Premier Oscar Mabuyane has welcomed the new alcohol ban, saying the sale of alcohol had put “an unwanted strain” on the Eastern Cape health-care system.
President Cyril Ramaphosa announced the ban on Sunday night to a widespread uproar from citizens and the business sector.
Mabuyane had previously announced that they wanted the national coronavirus command council to impose a fresh alcohol ban in the Eastern Cape before making a U-turn, saying Bhisho would work with the industry to educate people about the dangers of alcohol abuse.
But in a statement on Tuesday, Mabuyane said he was “extremely pleased” with Sunday’s announcement.
Mabuyabe said the new alcohol ban would give the liquor industry stakeholders and the government enough time to work together to implement an effective behavioural change campaign on responsible alcohol use and consumption.
“We are extremely pleased in particular with the return of a suspension of the sale, dispensing and distribution of alcohol which we called for a week after it was lifted in June.
“Liquor sales have really put an unwanted strain on our healthcare system and we applaud the decision to suspend it again.”
The Eastern Cape saw a crime spike with 3,145 cases reported in the province within a week of lifting the alcohol ban at the start of June, which put hospitals under severe pressure because of the rise in trauma cases.
The premier said Eastern Cape Liquor Board inspectors (ECLB) and law enforcement agencies would monitor and enforce strict adherence to the new liquor regulations by paying impromptu visits to alcohol outlets.
“Where transgressions are identified, necessary steps will be taken to curtail such behaviour.
“While the law enforcement agencies will ensure that the non-compliant outlet owner is promptly arrested and liquor confiscated, ECLB inspectors will help verify whether or not the outlet is licensed and may recommend the suspension of a licence.”
The Eastern Cape had 52,058 confirmed cases, 709 deaths, and 32,083 recoveries at the time of writing on Tuesday afternoon.
Mabuyane said the recovery rate of the province was at 66%, with most of the people who have recovered not needing hospitalisation.
He said changes had been made to testing protocols.
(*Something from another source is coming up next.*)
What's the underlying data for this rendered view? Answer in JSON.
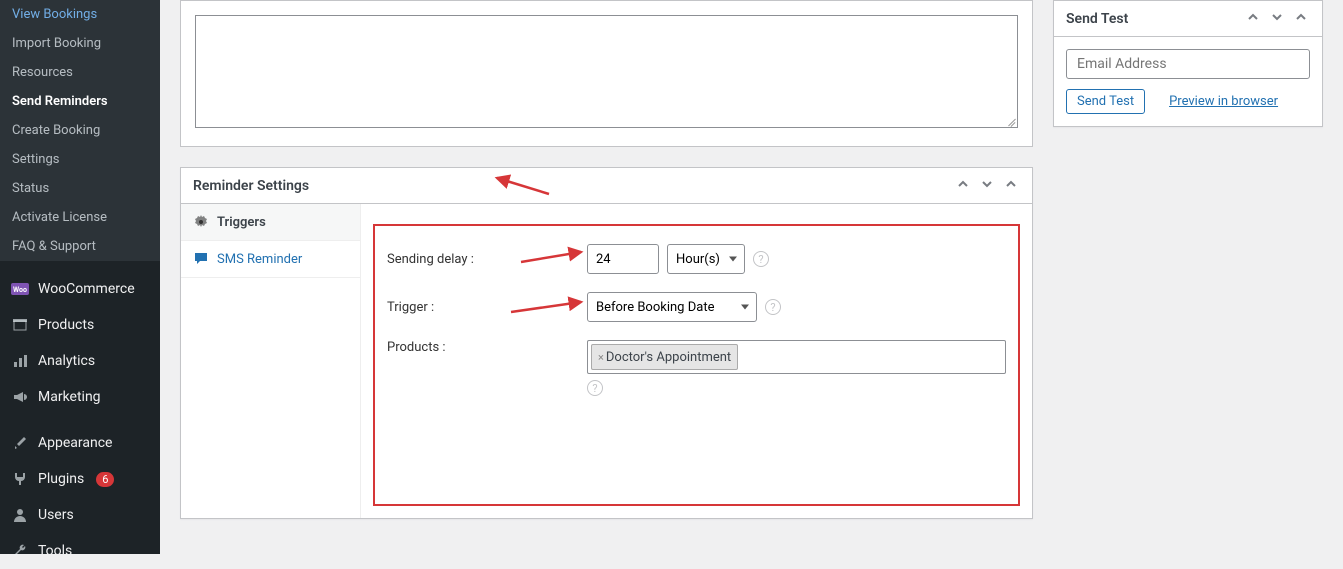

Asymptomatic people who might have come into contact with someone who had tested positive would no longer be tested, but screened and quarantined.
“Those who are positive and have severe symptoms are hospitalised for treatment and oxygen support to reduce poor health outcomes.”
Mabuyane also reiterated the community-based Covid-19 response plan which he announced last week.
The new plan, which was introduced in 87 wards in Buffalo City and Nelson Mandela Bay metros, has been finalised, he said.
He said R409m had been allocated towards health infrastructure in the province.
“Thus far R2.2bn of the required R4.1bn has been allocated towards the health intervention of the Covid-19 containment and mitigation strategy.
“To this end the provincial Treasury and relevant lead departments are continuously revising financial projections.”
Mabuyane said the risk of infection for health workers remained high and more than 2,285 people in the health sector contracted Covid-19, with 28 fatalities.
“We have put together 1,229 social workers in 86 teams in the province to provide support to the people of our province who require psychosocial support during this pandemic.”
He said from the R29.7bn paid to employers from the temporary employer/employee relief scheme fund by the department of employment & labour, R1.6bn had been paid to 35,779 employers to benefit 385,410 qualifying workers whose income has been affected by the pandemic in the province.
By Bhongo Jacob – DisptachLIVE